DATASET –
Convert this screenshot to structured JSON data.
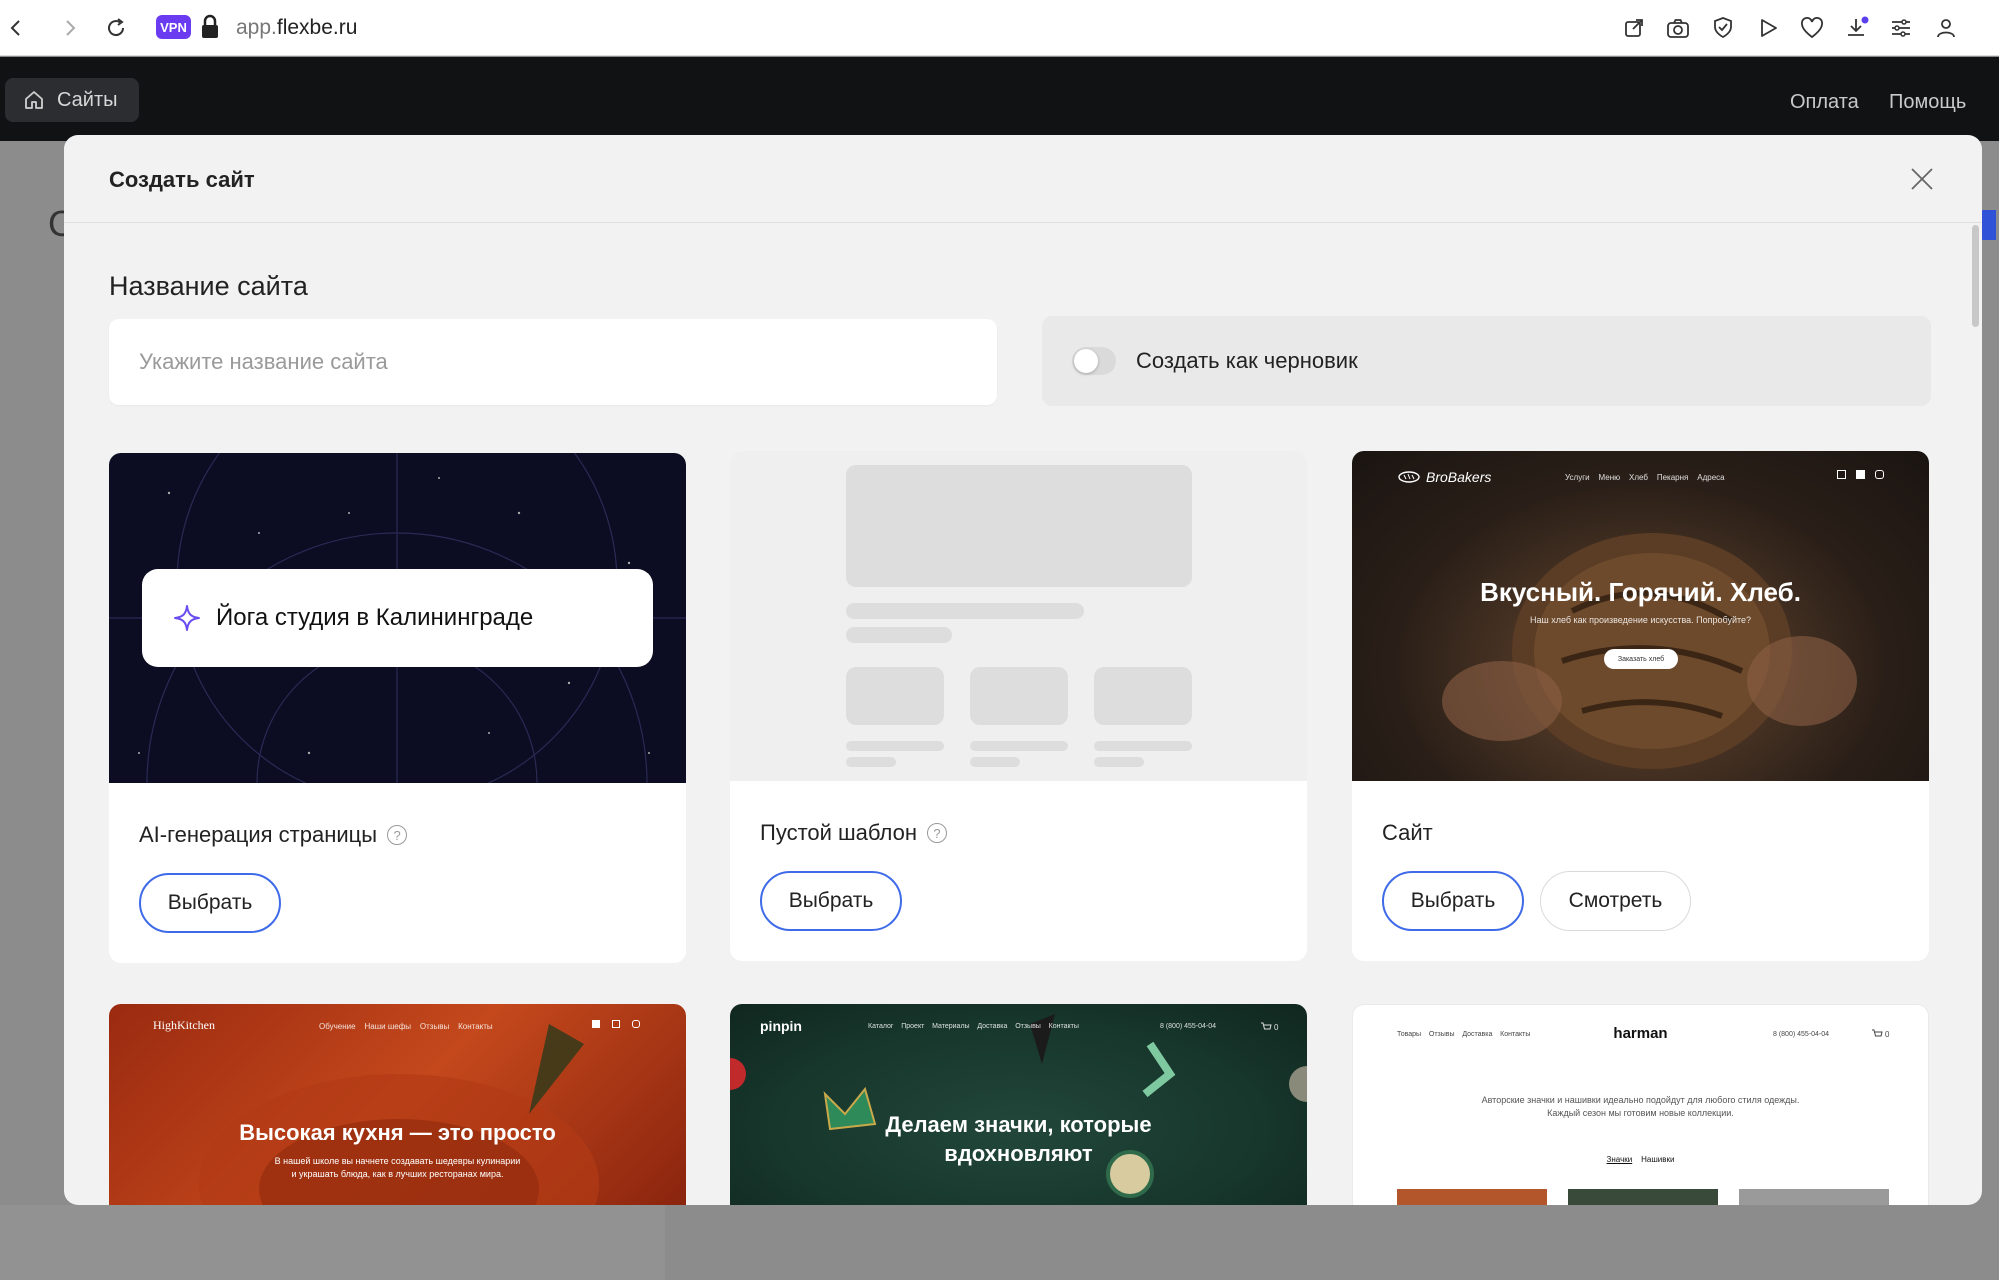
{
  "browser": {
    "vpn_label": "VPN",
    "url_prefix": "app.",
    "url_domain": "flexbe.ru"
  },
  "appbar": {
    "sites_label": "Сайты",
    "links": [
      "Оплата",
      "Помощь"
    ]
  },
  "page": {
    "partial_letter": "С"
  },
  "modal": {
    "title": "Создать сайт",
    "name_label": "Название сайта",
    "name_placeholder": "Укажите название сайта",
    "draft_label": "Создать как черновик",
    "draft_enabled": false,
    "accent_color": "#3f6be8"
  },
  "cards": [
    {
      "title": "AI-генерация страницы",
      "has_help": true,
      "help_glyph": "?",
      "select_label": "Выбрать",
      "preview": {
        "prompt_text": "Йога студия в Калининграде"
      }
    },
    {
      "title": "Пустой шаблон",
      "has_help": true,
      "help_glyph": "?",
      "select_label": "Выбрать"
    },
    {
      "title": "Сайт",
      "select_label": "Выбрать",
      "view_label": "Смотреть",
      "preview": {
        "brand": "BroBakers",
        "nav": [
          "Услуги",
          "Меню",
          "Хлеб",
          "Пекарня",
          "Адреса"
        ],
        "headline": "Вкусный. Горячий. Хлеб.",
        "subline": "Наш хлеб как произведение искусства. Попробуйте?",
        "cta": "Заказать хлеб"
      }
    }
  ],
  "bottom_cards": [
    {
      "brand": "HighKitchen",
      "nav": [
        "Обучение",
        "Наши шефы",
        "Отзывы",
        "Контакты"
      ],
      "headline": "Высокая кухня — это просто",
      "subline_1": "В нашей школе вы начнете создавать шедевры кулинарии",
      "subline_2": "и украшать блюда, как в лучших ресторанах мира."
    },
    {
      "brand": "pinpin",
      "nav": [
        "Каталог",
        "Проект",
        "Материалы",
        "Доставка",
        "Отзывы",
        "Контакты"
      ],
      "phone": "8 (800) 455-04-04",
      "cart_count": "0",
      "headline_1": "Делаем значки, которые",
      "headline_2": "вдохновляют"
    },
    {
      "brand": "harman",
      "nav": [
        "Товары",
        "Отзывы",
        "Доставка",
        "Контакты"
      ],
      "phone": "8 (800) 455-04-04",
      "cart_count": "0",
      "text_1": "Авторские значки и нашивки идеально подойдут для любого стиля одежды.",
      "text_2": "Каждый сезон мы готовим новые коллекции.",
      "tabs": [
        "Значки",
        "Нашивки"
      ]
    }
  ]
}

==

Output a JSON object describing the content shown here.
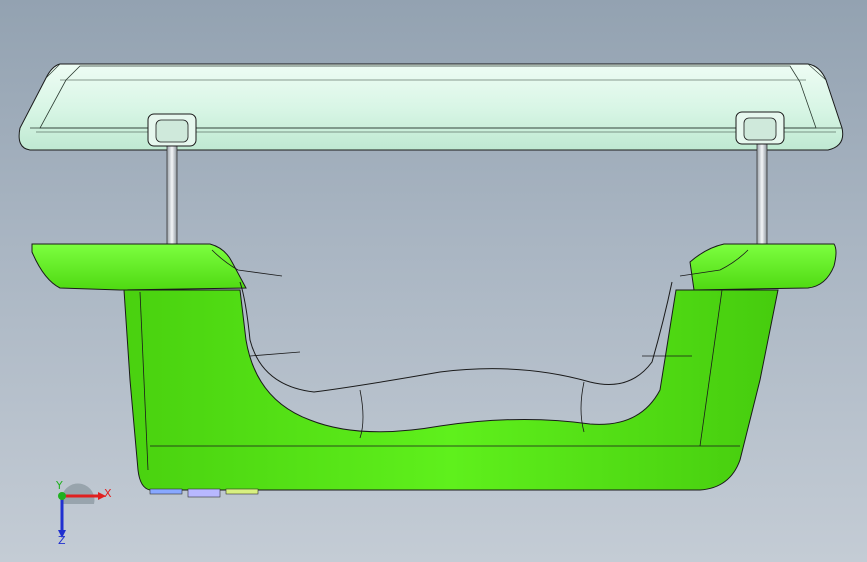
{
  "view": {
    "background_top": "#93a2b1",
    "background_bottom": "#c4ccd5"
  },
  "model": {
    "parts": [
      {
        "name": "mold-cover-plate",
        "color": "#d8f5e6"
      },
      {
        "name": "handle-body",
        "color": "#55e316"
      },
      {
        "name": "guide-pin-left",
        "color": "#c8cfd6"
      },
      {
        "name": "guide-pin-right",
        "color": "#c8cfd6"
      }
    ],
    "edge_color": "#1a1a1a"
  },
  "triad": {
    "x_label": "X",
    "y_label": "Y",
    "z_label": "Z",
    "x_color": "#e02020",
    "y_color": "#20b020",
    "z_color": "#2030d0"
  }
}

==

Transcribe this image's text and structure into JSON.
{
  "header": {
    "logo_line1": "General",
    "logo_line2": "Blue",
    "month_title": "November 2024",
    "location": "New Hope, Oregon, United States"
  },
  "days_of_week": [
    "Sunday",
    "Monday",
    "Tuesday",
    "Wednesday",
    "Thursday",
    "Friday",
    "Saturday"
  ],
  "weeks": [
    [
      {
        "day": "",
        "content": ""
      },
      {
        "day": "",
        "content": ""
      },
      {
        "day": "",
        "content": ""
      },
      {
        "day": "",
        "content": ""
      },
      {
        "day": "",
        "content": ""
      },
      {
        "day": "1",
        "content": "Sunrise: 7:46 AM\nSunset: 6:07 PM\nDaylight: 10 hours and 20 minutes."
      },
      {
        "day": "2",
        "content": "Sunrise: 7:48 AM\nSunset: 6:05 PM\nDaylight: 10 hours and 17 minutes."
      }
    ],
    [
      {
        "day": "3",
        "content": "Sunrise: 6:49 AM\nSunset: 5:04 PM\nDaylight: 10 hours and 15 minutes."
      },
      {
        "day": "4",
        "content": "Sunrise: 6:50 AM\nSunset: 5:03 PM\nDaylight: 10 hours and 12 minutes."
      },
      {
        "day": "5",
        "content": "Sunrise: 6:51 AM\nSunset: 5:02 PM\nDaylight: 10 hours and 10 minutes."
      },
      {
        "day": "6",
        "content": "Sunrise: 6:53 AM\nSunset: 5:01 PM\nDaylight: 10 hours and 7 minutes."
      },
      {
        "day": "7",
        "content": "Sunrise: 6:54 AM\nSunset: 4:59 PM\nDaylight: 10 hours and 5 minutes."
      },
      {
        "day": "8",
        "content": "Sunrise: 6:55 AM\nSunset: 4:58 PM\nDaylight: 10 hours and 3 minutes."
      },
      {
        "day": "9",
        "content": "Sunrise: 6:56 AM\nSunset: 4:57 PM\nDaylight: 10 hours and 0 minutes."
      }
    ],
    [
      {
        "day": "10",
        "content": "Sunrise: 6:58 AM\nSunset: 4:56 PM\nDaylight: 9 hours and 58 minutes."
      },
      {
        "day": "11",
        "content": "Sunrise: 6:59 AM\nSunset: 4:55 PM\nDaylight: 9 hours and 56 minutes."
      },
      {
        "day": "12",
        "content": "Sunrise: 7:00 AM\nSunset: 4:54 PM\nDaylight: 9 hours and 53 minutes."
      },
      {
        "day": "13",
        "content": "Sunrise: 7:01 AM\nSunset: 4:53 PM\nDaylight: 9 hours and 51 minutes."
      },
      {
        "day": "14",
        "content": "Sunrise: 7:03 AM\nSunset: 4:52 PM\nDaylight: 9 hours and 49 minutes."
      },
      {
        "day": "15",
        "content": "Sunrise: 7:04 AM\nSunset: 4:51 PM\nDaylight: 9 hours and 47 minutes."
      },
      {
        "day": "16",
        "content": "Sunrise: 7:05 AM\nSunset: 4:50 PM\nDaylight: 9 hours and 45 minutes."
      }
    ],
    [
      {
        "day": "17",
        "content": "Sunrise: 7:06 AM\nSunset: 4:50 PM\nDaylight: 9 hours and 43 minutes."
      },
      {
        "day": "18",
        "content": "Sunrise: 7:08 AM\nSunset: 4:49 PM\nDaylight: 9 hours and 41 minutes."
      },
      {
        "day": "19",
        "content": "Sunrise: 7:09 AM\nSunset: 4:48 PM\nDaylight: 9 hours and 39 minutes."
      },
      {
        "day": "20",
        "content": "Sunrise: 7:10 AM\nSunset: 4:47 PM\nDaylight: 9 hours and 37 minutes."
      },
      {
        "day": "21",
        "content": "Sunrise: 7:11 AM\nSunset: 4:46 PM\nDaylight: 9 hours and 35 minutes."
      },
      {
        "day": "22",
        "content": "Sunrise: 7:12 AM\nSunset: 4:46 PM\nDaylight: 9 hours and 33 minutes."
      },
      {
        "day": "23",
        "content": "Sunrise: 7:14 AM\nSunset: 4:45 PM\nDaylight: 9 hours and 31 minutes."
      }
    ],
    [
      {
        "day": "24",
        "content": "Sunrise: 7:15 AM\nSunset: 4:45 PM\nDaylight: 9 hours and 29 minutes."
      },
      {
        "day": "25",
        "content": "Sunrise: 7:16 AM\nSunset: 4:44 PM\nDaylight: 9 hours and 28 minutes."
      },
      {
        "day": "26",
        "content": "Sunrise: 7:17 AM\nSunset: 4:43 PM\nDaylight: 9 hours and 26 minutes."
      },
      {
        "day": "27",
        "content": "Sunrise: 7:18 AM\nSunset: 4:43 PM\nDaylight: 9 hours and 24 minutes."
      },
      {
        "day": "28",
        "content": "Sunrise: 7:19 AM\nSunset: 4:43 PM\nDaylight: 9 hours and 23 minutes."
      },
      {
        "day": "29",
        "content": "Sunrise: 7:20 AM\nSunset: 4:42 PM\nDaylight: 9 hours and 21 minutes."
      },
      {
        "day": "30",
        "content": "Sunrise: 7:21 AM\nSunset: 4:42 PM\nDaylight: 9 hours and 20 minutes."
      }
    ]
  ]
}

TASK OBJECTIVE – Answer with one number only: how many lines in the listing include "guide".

TASK OUTPUT – 2